§ **Input material**
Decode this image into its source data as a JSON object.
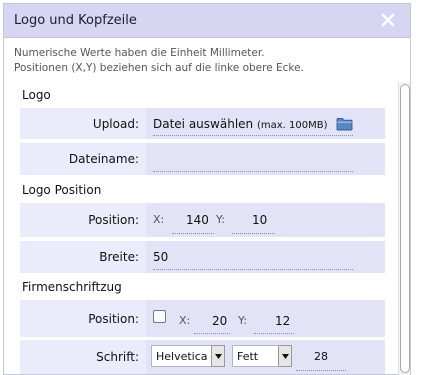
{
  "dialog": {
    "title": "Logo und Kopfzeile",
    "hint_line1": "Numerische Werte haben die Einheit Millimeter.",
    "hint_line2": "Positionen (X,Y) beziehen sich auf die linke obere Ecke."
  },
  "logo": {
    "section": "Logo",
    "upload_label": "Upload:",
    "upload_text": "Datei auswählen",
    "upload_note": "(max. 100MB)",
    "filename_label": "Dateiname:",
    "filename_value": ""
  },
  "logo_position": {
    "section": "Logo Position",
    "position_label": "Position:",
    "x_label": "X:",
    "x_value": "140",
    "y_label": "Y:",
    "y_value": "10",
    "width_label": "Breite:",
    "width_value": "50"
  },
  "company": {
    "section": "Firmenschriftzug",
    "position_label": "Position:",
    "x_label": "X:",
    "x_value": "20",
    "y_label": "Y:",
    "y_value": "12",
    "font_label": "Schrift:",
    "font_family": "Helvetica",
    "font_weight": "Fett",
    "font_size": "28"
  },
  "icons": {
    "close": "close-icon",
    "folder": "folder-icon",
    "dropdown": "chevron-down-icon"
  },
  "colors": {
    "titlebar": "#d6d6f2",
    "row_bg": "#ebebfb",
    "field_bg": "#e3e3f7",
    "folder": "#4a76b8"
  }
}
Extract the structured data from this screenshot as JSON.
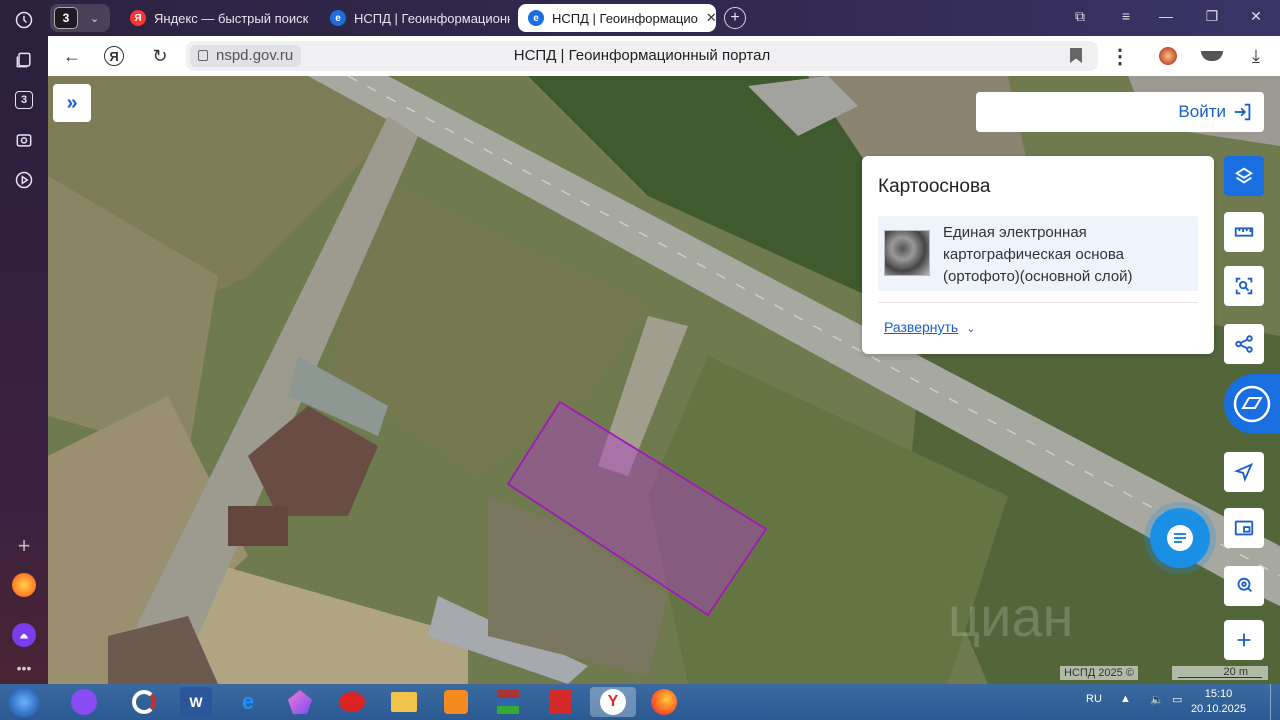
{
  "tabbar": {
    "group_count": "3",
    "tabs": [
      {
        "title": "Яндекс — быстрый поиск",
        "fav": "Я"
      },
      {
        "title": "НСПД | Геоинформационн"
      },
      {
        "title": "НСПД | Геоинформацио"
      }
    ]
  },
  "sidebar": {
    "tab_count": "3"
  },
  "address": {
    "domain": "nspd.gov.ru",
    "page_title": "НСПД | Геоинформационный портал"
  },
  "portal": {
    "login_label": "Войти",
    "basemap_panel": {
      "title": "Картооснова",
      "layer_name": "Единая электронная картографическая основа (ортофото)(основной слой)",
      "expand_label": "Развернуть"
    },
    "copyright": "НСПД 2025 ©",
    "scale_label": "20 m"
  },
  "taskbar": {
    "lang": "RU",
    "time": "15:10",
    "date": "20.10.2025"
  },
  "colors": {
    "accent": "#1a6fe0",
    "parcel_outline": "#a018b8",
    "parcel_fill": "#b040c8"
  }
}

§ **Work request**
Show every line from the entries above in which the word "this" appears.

§ **Exercise result**
Decode this image into its source data as a JSON object.
Extract the structured data from this screenshot as JSON.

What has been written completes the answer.